As you look out into space one thing that can really draw your attention is noticing different colors within the stars themselves. Depending on how hot they are they will give off various hues such as reds and blues or even yellowish oranges too! You may also be able to spot binary star systems which have two or more separate stars orbiting around one another due to gravitational attraction between them both. These types of stellar duo’s often shine brighter than single-star systems because they reflect light off each other making it easier for our eyes here on Earth make them out against an otherwise dark backdrop!
Seek Out Galaxies Far Away
Beyond individual stars lies something truly incredible – galaxies! There are multiple types of galaxies depending on their shape (spiral/elliptical) but regardless there is much beauty in this immense scale structure where many millions upon millions upon billions over countless light years come together in perfect harmony to form intricate patterns across vast expanses unknown.
- Using binoculars or telescopes try seeking out more distant galaxies beyond our own.
- Make sure you’re viewing conditions allow for clear views with no cloud cover blocking your vision.
Exploring Further with Telescopes and Cameras
Telescopes are one of the most essential tools for exploring further out into space. With telescopes, we can see past our own galaxy and even peer back in time to witness stars that no longer exist. By using specialized lenses and mirrors, astronomers can observe planets, comets and other celestial bodies that may otherwise be invisible to us with just the naked eye. Telescopes also allow us to study these objects more closely by taking detailed images or gathering data on their movement across the sky.
Another advantage of telescopes is their ability to capture light from distant galaxies and other astronomical phenomena at various wavelengths. This allows scientists to make observations about certain features such as star formation or black holes that would not normally be visible in our own solar system. For example, a telescope might pick up signals indicating an exoplanet orbiting around a distant star – something which could never be seen with just the unaided eye!
Finally, modern technology has allowed astronomers to build larger and better telescopes than ever before; some capable of seeing millions of times farther than previous generations’ models could manage! These cutting-edge instruments give researchers access to unprecedented levels of detail about faraway galaxies, stars and exoplanets – allowing them not only explore deeper into outer space but also uncover mysteries hidden away amongst its vastness.
Digital cameras have become an invaluable tool for astronomy as well – providing incredibly clear images from deep within our universe without requiring any special filters or lenses like those needed for telescopic viewing.

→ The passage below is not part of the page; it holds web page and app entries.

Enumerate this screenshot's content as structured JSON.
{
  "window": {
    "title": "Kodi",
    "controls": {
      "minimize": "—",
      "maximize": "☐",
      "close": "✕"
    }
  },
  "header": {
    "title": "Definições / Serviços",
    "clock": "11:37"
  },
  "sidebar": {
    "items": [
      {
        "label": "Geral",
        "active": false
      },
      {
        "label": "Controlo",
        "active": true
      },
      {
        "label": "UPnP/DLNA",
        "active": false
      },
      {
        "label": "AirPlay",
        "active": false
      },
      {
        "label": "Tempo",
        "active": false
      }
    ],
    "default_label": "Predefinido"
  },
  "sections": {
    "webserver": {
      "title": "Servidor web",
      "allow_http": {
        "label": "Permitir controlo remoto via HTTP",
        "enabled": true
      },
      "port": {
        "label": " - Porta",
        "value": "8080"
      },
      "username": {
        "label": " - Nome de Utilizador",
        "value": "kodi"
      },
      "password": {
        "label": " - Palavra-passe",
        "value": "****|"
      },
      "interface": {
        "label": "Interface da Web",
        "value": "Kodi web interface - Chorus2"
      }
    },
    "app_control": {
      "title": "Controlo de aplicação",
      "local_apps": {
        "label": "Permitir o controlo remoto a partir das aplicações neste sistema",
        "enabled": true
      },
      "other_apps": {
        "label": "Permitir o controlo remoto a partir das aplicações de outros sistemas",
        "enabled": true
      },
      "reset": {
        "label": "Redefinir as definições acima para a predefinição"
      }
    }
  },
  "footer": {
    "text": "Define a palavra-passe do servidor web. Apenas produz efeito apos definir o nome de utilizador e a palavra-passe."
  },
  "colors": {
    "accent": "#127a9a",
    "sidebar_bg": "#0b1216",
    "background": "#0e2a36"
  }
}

In addition to this convenience factor, digital camera sensors are able to detect much finer details in what they capture; making them perfect for picking up faint signals from sources such as nebulae which would go unnoticed with simple optical aids like binoculars or conventional film cameras.
What’s more? Digital cameras come equipped with sophisticated software packages which enable users manipulate their photos on a computer afterwards – increasing contrast levels when needed or stitching together multiple frames into one panoramic shot etcetera! Greatly improving upon traditional methods where astrophotography was concerned too since it made it possible for photographers/astronomers alike get creative whilst still capturing extremely accurate representations of whatever subject they were photographing (be it nebula clouds or supernovas).
Overall then both Telescopes & Cameras offer astrologers alike tremendous opportunity when it comes discovering new parts our Universe previously inaccessible due conventional means alone…and all without having sacrifice accuracy quality either!